A lamp is known from GB 2,045,741 which has a molybdenum foil as the metal sealing part. The known lamp is protected against corrosion in that prior to its manufacture a coating, for example with chromium, is provided on the molybdenum foil. However, the manufacture of the coated molybdenum foils is cumbersome and expensive. Moreover, coated molybdenum foils impose extra demands on the manufacture of the lamp since there is an increased risk of contamination of the filling of the lamp by the coating.
Embodiments of the high-pressure discharge lamp of the invention are diagrammatically shown in the drawing, in which

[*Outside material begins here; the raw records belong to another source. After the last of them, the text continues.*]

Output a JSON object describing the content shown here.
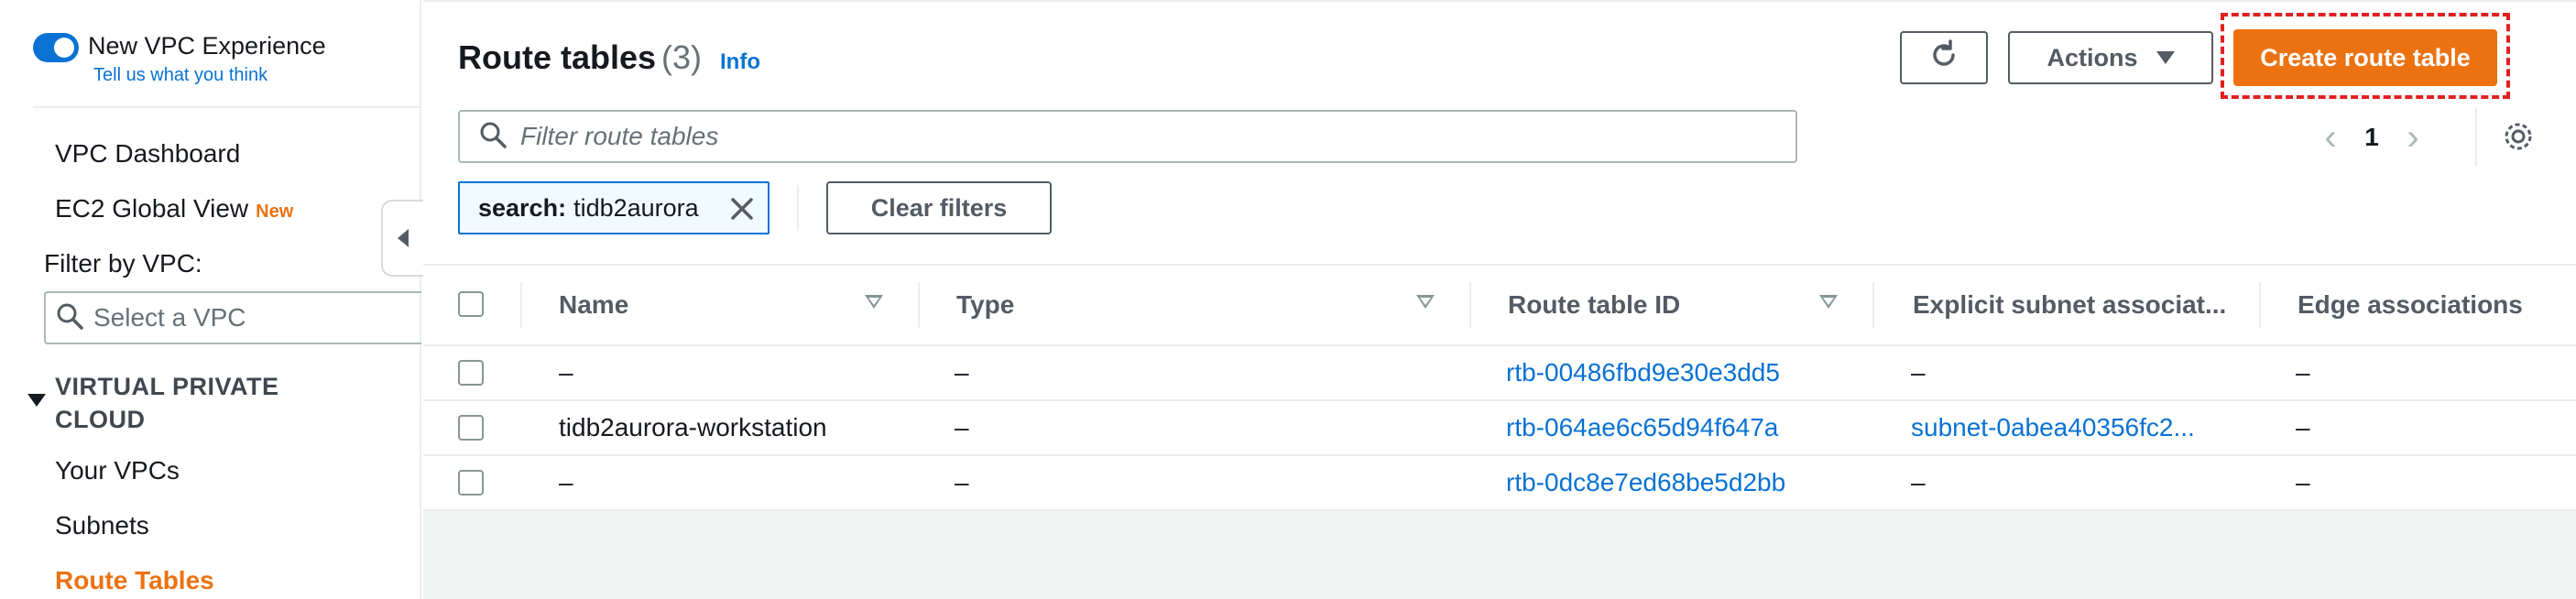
{
  "sidebar": {
    "toggle_title": "New VPC Experience",
    "toggle_link": "Tell us what you think",
    "items": [
      {
        "label": "VPC Dashboard"
      },
      {
        "label": "EC2 Global View",
        "badge": "New"
      }
    ],
    "filter_label": "Filter by VPC:",
    "vpc_select_placeholder": "Select a VPC",
    "section_title": "VIRTUAL PRIVATE CLOUD",
    "section_items": [
      {
        "label": "Your VPCs"
      },
      {
        "label": "Subnets"
      },
      {
        "label": "Route Tables",
        "active": true
      }
    ]
  },
  "header": {
    "title": "Route tables",
    "count": "(3)",
    "info": "Info"
  },
  "toolbar": {
    "refresh_icon": "refresh-icon",
    "actions_label": "Actions",
    "create_label": "Create route table"
  },
  "filter": {
    "placeholder": "Filter route tables",
    "token_key": "search:",
    "token_value": "tidb2aurora",
    "clear_label": "Clear filters"
  },
  "pagination": {
    "current_page": "1"
  },
  "table": {
    "columns": [
      "Name",
      "Type",
      "Route table ID",
      "Explicit subnet associat...",
      "Edge associations"
    ],
    "rows": [
      {
        "name": "–",
        "type": "–",
        "id": "rtb-00486fbd9e30e3dd5",
        "subnet": "–",
        "edge": "–"
      },
      {
        "name": "tidb2aurora-workstation",
        "type": "–",
        "id": "rtb-064ae6c65d94f647a",
        "subnet": "subnet-0abea40356fc2...",
        "edge": "–"
      },
      {
        "name": "–",
        "type": "–",
        "id": "rtb-0dc8e7ed68be5d2bb",
        "subnet": "–",
        "edge": "–"
      }
    ]
  },
  "colors": {
    "accent": "#ec7211",
    "link": "#0972d3",
    "highlight_outline": "#e02020"
  }
}
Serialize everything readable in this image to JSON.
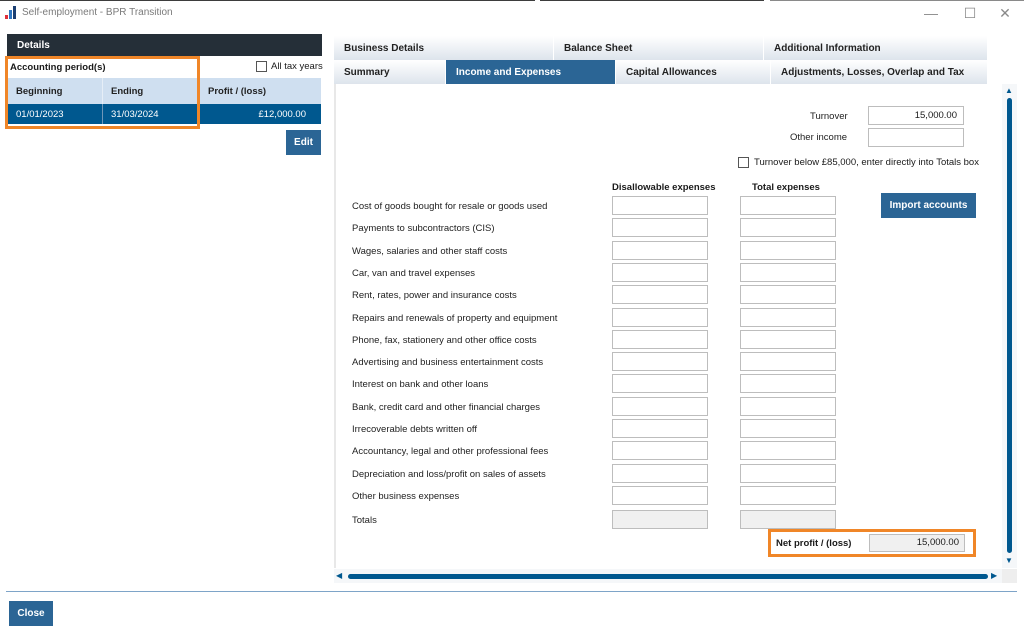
{
  "window": {
    "title": "Self-employment - BPR Transition",
    "controls": {
      "minimize": "—",
      "maximize": "☐",
      "close": "✕"
    }
  },
  "left_panel": {
    "header": "Details",
    "accounting_periods_label": "Accounting period(s)",
    "all_tax_years_label": "All tax years",
    "all_tax_years_checked": false,
    "table": {
      "columns": [
        "Beginning",
        "Ending",
        "Profit / (loss)"
      ],
      "rows": [
        {
          "beginning": "01/01/2023",
          "ending": "31/03/2024",
          "profit_loss": "£12,000.00",
          "selected": true
        }
      ]
    },
    "edit_label": "Edit"
  },
  "tabs": {
    "row1": [
      "Business Details",
      "Balance Sheet",
      "Additional Information"
    ],
    "row2": [
      "Summary",
      "Income and Expenses",
      "Capital Allowances",
      "Adjustments, Losses, Overlap and Tax"
    ],
    "active": "Income and Expenses"
  },
  "income": {
    "turnover_label": "Turnover",
    "turnover_value": "15,000.00",
    "other_income_label": "Other income",
    "other_income_value": "",
    "turnover_below_label": "Turnover below £85,000, enter directly into Totals box",
    "turnover_below_checked": false
  },
  "expenses": {
    "col_disallowable": "Disallowable expenses",
    "col_total": "Total expenses",
    "import_label": "Import accounts",
    "rows": [
      {
        "label": "Cost of goods bought for resale or goods used",
        "disallowable": "",
        "total": ""
      },
      {
        "label": "Payments to subcontractors (CIS)",
        "disallowable": "",
        "total": ""
      },
      {
        "label": "Wages, salaries and other staff costs",
        "disallowable": "",
        "total": ""
      },
      {
        "label": "Car, van and travel expenses",
        "disallowable": "",
        "total": ""
      },
      {
        "label": "Rent, rates, power and insurance costs",
        "disallowable": "",
        "total": ""
      },
      {
        "label": "Repairs and renewals of property and equipment",
        "disallowable": "",
        "total": ""
      },
      {
        "label": "Phone, fax, stationery and other office costs",
        "disallowable": "",
        "total": ""
      },
      {
        "label": "Advertising and business entertainment costs",
        "disallowable": "",
        "total": ""
      },
      {
        "label": "Interest on bank and other loans",
        "disallowable": "",
        "total": ""
      },
      {
        "label": "Bank, credit card and other financial charges",
        "disallowable": "",
        "total": ""
      },
      {
        "label": "Irrecoverable debts written off",
        "disallowable": "",
        "total": ""
      },
      {
        "label": "Accountancy, legal and other professional fees",
        "disallowable": "",
        "total": ""
      },
      {
        "label": "Depreciation and loss/profit on sales of assets",
        "disallowable": "",
        "total": ""
      },
      {
        "label": "Other business expenses",
        "disallowable": "",
        "total": ""
      }
    ],
    "totals_label": "Totals",
    "totals_disallowable": "",
    "totals_total": ""
  },
  "net_profit": {
    "label": "Net profit / (loss)",
    "value": "15,000.00"
  },
  "footer": {
    "close_label": "Close"
  },
  "colors": {
    "accent": "#2b6595",
    "selected_row": "#00588f",
    "highlight": "#f08628",
    "header_dark": "#252f38"
  }
}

FIG. 1 is an elevation of a lamp;
FIG. 2a a detail of the seal of the lamp of FIG. 1;
FIG. 2b a cross-section taken on the line I—I of a seal of the lamp of FIG. 1.

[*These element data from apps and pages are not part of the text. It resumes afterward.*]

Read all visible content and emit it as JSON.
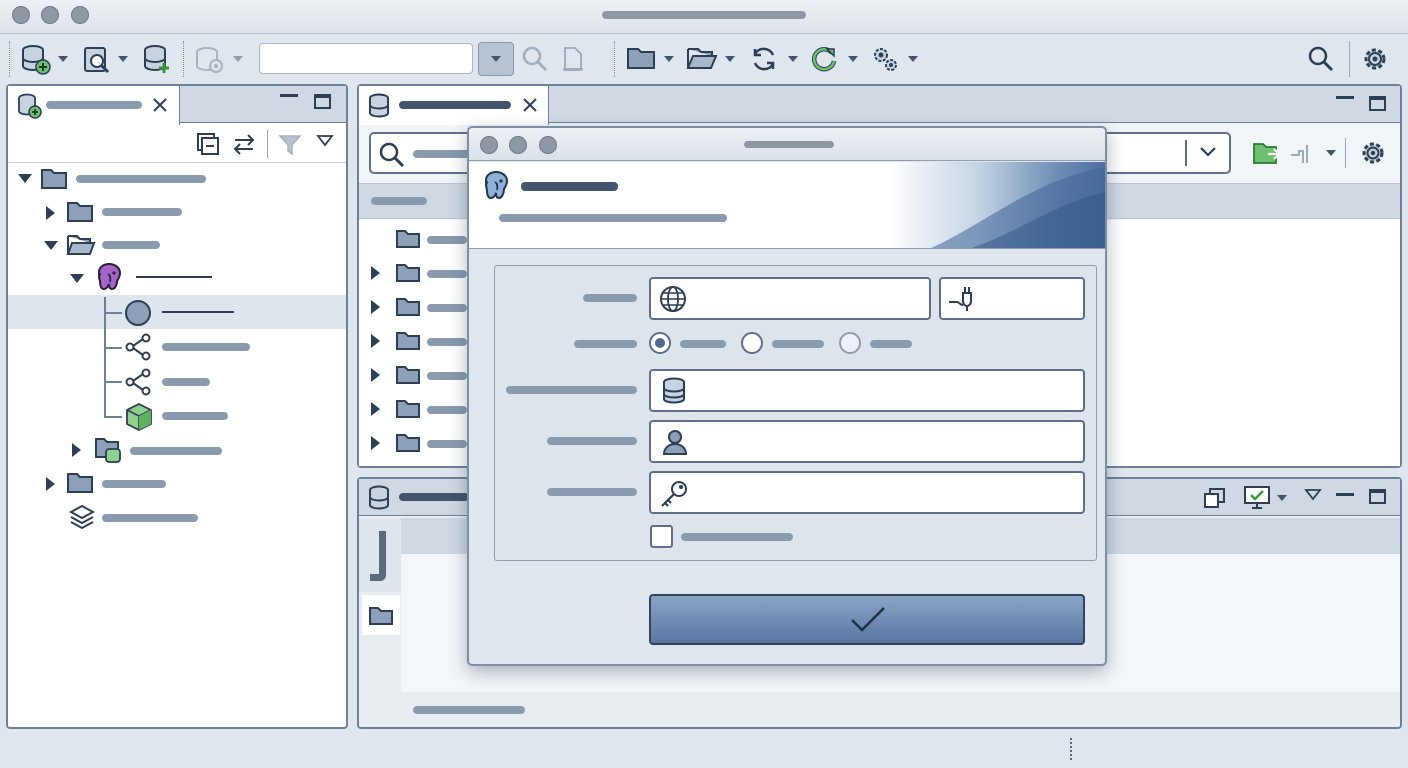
{
  "window": {
    "title": "",
    "controls": [
      "close",
      "minimize",
      "maximize"
    ]
  },
  "toolbar": {
    "search_value": "",
    "icons": [
      "new-connection-icon",
      "sql-editor-icon",
      "new-database-icon",
      "database-settings-icon",
      "search-icon",
      "copy-icon",
      "folder-icon",
      "open-folder-icon",
      "refresh-icon",
      "reconnect-icon",
      "settings-icon",
      "search-icon",
      "preferences-icon"
    ]
  },
  "navigator": {
    "tab_label": "",
    "tree": [
      {
        "label": "",
        "level": 0,
        "expanded": true,
        "icon": "folder-icon"
      },
      {
        "label": "",
        "level": 1,
        "expanded": false,
        "icon": "folder-icon"
      },
      {
        "label": "",
        "level": 1,
        "expanded": true,
        "icon": "open-folder-icon"
      },
      {
        "label": "",
        "level": 2,
        "expanded": true,
        "icon": "postgresql-elephant-icon"
      },
      {
        "label": "",
        "level": 3,
        "icon": "circle-icon",
        "selected": true
      },
      {
        "label": "",
        "level": 3,
        "icon": "schema-icon"
      },
      {
        "label": "",
        "level": 3,
        "icon": "schema-icon"
      },
      {
        "label": "",
        "level": 3,
        "icon": "cube-icon"
      },
      {
        "label": "",
        "level": 2,
        "expanded": false,
        "icon": "folder-db-icon"
      },
      {
        "label": "",
        "level": 1,
        "expanded": false,
        "icon": "folder-icon"
      },
      {
        "label": "",
        "level": 1,
        "icon": "layers-icon"
      }
    ]
  },
  "editor": {
    "tab_label": "",
    "search_placeholder": ""
  },
  "results_panel": {
    "tab_label": ""
  },
  "dialog": {
    "title": "",
    "header_title": "",
    "header_subtitle": "",
    "host_value": "",
    "port_value": "",
    "radio_options": [
      "",
      "",
      ""
    ],
    "radio_selected": 0,
    "database_value": "",
    "user_value": "",
    "password_value": "",
    "checkbox_label": "",
    "checkbox_checked": false,
    "confirm_icon": "check-icon",
    "accent_color": "#4f72a0"
  },
  "statusbar": {
    "text": ""
  }
}
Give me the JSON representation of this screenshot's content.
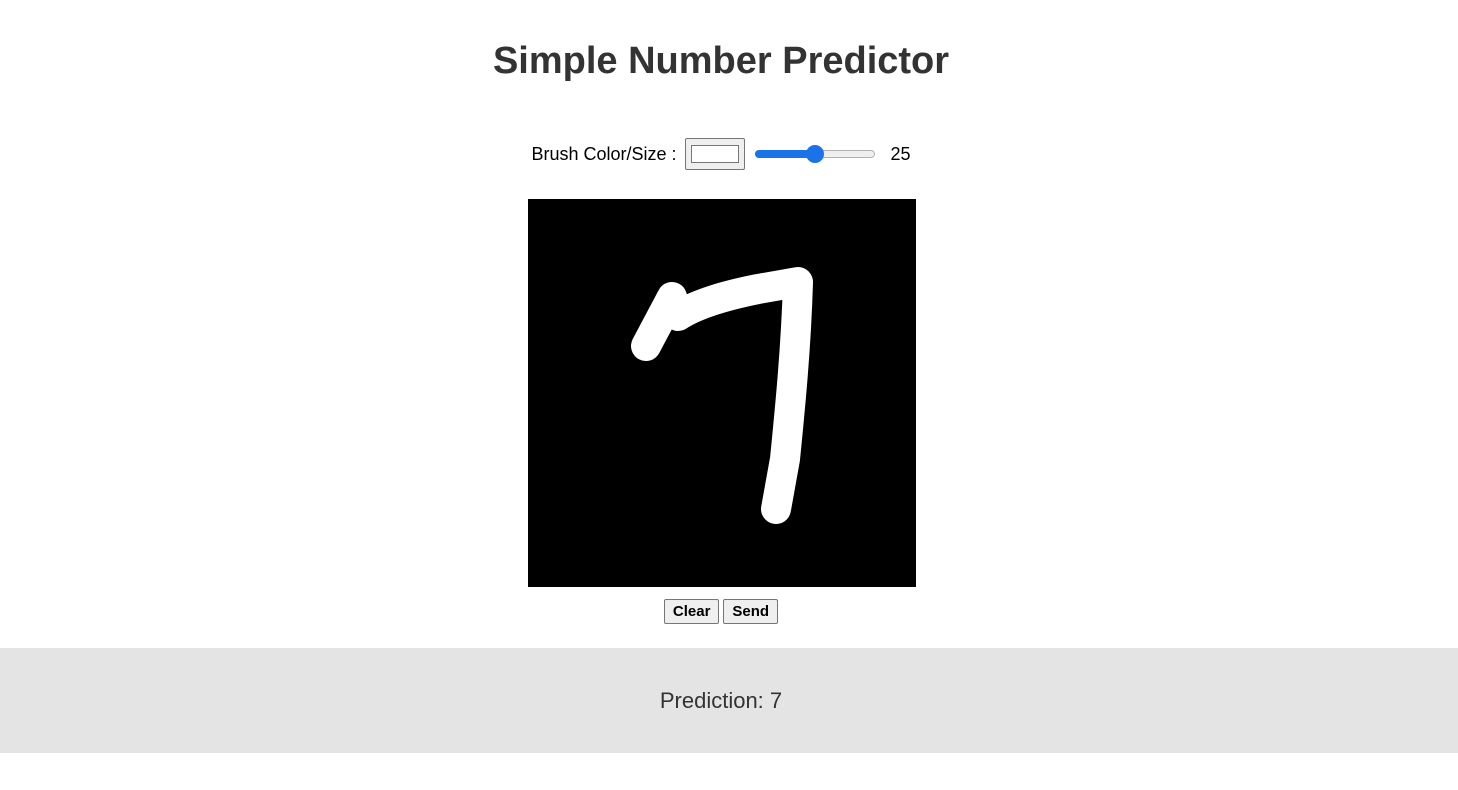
{
  "header": {
    "title": "Simple Number Predictor"
  },
  "controls": {
    "brush_label": "Brush Color/Size :",
    "brush_color": "#ffffff",
    "brush_size_value": "25",
    "brush_size_fraction": 0.5
  },
  "canvas": {
    "background_color": "#000000",
    "stroke_color": "#ffffff"
  },
  "buttons": {
    "clear_label": "Clear",
    "send_label": "Send"
  },
  "result": {
    "prediction_text": "Prediction: 7"
  },
  "colors": {
    "accent": "#1a73e8",
    "title_text": "#333333",
    "result_bar": "#e4e4e4"
  }
}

In FIG. 1, the electric lamp is a high-pressure gas discharge lamp having a lamp vessel 1 which is closed in a gastight manner and which has a quartz glass wall 2 enclosing a space 3. An electric current 4 is connected via internal current conductors 5 to respective feedthroughs 8 comprising metal gauzes 6, in FIG. 1 of W with 0.5% by weight of La2O3. The electric element 4 is a pair of electrodes in FIG. 1, but it could alternatively be an incandescent body. The internal current conductors 5 project from the wall 2 of the lamp vessel 1 into the space 3. The metal gauzes 6 are embedded in the wall 2 of the lamp vessel 1 and connected, for example, welded, to respective external current conductors 7, of Mo in FIG. 1.
The internal current conductors 5 and the electric element 4 are made of tungsten and may have a small amount of crystal growth of tungsten-regulating means such as 0.01% by weight in total of K, Al and Si, and as an additive 1.5% by weight of ThO2. An ionizable filling is present in the space 3. In FIG. 1, the lamp vessel I is filled with mercury, rare gas and halides of dysprosium, holmium, gadolinium, neodymium and cesium. The lamp shown in FIG. 1 consumes a power of 400 W during stable operation. Under atmospheric circumstances, the lamp may operate without an outer envelope and still have so little corrosion of the metal gauzes 6 and the external current conductor 7 that the lamp does not fail by explosion.
FIG. 2a diagrammatically shows schematically a detail of the seal of the lamp of FIG. 1. A metal gauze 6 is embedded in the quartz glass wall 2 of the lamp vessel 1. The metal gauze 6 and an external current conductor 7 overlap in a connection area 9, the metal gauze 6 and an internal current conductor 5 overlap in a connection area 9′. The wires 10 of the metal gauze 6 are spaced apart in one direction with a wire distance D1 and in a transverse direction with a wire distance D2, resulting in an opening 11. D1 and D2 are both 120 μm. In FIG. 2A, the wire distances D1 and D2 are the sane, but alternatively these distances may be different. As is shown diagrammatically in FIG. 2b, the metal gauze is a woven structure of parallel wires 10 having a diameter φ of 35 μm. The wire distance D2 between consequently parallel wires 10 is more than three times the diameter φ, enabling the flow of quartz glass on both sides of the openings 11 through these openings 11 and a mutual fusing of both sides. The quartz glass has also fused itself to the wires 10 of the metal gauze 6, without a capillary being formed; thus the gastight seal is obtained.